    The fact is that Cheney has had the closest of ties to the American oil industry going back before Bush Senior. While Secretary of Defense under the current president's father he orchestrated the invasion of Iraq. Lest anybody be fooled, it wasn't for humanitarian reasons or for the hummus--it was for resources. He did it again, using 9/11 as a springboard, under this president. But don't take a moderates word for all this. Check the facts. Take time off from Bill O'Reilly and the Murdoch mind control machine to do some research on your own to uncover Cheney's history and the ties he has to the oil industry. I'll make it easy for you, just start with Google and you'll have 10,000 sites to choose from who have dug data.

    What's next? Will we hear of the denial of real corruption seeped within the Republican base as if it's impossible to think that they could be responsible for ill? That they don't actually walk the talk after all? The making of rules which they don't feel compelled to follow themselves? The removal of checks and balances so needed to keep corporations in line? The willingness to corrup the legislative and judicial systems to suit only their needs and not what is in the best interest of the country?

    What is laughable here is that irrespective of what hard evidence is given to ultra-cons of the ill that ultra-cons are responsible for they will rarely (if ever) own up.

    Why is it that you can spew venom about homosexuals in this country and yet strangely remain silent when it comes to prominent Republicans who are gay, like Cheney's daughter?

    Where's your placards and banners denouncing that?

    What people on the extreme right cannot grasp, particularly christians, is that the GOP could not possible have anything but the best interest of the people in this country as a motive for everything they do.

    Most Americans, finally, have picked up on the real ill that the Bush administration is responsible for, but there will always (and I mean always) be those for whom facts will not sway their steadfast trust in Republicans.

    This, to me, is amazing.

    Hillary, like Kerry before her, is a gigantic threat to this country (Sauve que peu!!!). Let's just never mind that the clown that's in there right now has spent more money and done more damage to this country than any five presidents put together.

    But, we'll try not to think or talk about that (certainly not in public), it's too painfull.


  6. Barry wrote:
    Take time off from Bill O'Reilly and the Murdoch mind control machine to do some research on your own to uncover Cheney's history and the ties he has to the oil industry (emphasis added).

    Yes, your denial of conspiracies is shining through.

    Barry said:
    I'll make it easy for you, just start with Google and you'll have 10,000 sites to choose from who have dug data.

    Yes, and if you Google "Jewish conspiracies" you get 2,130,000 matches. OMG IT MUST BE TRUE!!!!

    barry said:
    What is laughable here is that irrespective of what hard evidence is given to ultra-cons of the ill that ultra-cons are responsible for they will rarely (if ever) own up.

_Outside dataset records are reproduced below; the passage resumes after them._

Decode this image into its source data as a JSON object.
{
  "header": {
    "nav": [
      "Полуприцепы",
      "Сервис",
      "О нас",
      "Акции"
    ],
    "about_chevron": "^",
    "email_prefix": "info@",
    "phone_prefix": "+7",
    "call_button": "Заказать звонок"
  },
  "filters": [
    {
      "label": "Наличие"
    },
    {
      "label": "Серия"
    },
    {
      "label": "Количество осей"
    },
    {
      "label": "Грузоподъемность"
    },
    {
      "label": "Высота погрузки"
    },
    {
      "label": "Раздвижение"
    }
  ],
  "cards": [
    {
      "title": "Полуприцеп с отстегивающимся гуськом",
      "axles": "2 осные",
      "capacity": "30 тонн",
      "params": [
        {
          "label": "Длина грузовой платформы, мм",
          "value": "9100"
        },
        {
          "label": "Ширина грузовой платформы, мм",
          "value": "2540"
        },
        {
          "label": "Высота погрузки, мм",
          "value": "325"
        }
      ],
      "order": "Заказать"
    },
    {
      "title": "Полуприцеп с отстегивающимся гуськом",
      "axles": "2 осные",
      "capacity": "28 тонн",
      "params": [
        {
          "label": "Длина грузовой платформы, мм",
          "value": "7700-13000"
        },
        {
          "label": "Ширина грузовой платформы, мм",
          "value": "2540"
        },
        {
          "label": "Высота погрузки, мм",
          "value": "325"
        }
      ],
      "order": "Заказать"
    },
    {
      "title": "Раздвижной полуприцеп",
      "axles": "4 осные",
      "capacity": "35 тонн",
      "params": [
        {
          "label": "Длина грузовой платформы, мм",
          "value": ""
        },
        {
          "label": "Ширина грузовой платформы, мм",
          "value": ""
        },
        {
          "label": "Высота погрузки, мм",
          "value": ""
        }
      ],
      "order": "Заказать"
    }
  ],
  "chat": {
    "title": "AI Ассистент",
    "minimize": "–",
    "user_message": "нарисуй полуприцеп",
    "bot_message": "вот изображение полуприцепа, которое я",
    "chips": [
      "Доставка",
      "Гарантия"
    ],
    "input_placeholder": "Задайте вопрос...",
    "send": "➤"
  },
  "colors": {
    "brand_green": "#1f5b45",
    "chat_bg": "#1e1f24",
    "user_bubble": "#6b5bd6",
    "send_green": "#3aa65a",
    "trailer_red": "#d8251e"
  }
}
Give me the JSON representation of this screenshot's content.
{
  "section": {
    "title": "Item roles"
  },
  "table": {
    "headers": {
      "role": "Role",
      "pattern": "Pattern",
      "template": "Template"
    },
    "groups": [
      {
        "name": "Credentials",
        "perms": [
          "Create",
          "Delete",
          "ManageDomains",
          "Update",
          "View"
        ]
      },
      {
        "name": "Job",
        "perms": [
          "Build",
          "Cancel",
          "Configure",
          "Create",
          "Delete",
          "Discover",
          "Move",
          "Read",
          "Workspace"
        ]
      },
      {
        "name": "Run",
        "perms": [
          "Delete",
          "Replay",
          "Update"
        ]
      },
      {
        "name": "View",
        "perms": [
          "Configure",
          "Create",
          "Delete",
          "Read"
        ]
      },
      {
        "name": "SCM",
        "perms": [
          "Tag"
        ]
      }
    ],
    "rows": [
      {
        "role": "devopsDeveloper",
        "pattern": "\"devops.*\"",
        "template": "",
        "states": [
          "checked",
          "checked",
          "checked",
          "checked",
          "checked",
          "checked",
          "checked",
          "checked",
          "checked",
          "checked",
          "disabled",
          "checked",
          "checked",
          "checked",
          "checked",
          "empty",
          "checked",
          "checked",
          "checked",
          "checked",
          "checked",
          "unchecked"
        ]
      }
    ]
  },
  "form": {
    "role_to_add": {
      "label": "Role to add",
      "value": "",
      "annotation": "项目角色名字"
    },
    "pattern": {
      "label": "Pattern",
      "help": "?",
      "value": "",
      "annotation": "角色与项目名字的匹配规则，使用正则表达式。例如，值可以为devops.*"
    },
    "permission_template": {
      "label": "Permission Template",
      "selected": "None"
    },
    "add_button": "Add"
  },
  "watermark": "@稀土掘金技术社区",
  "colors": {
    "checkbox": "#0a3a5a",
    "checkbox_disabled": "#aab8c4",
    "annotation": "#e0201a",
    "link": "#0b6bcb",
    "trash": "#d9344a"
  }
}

    A) The correct word to use is "irregardless" not irrespective (haven't you been paying attention???) :-P

    B) I find it ironic that you're criticizing people who label others on the political spectrum when all you've done is call me a neocon and, now, an ultra-con.

    C) I'd love to see "hard evidence." I'll I've sene is your tenuous linking of random events and pretending that those links are meaningful rather than DEMONSTRATING that they are meaningful. Re-read my post, Barry. You're looking like an idiot.

    BTW, I totally dig how you try to link Christians, the GOP, Cheney's gay daughter, Murdoch, Hillary, and Kerry all into your same argument. I'd give you an honorary PHD in Conspiriology (PHD = Piling it Higher and Deeper, of course).

  7. Great post!

    It's of special interest to me as I grew up with a family steeped in such theories. They're issues I still wrestle with.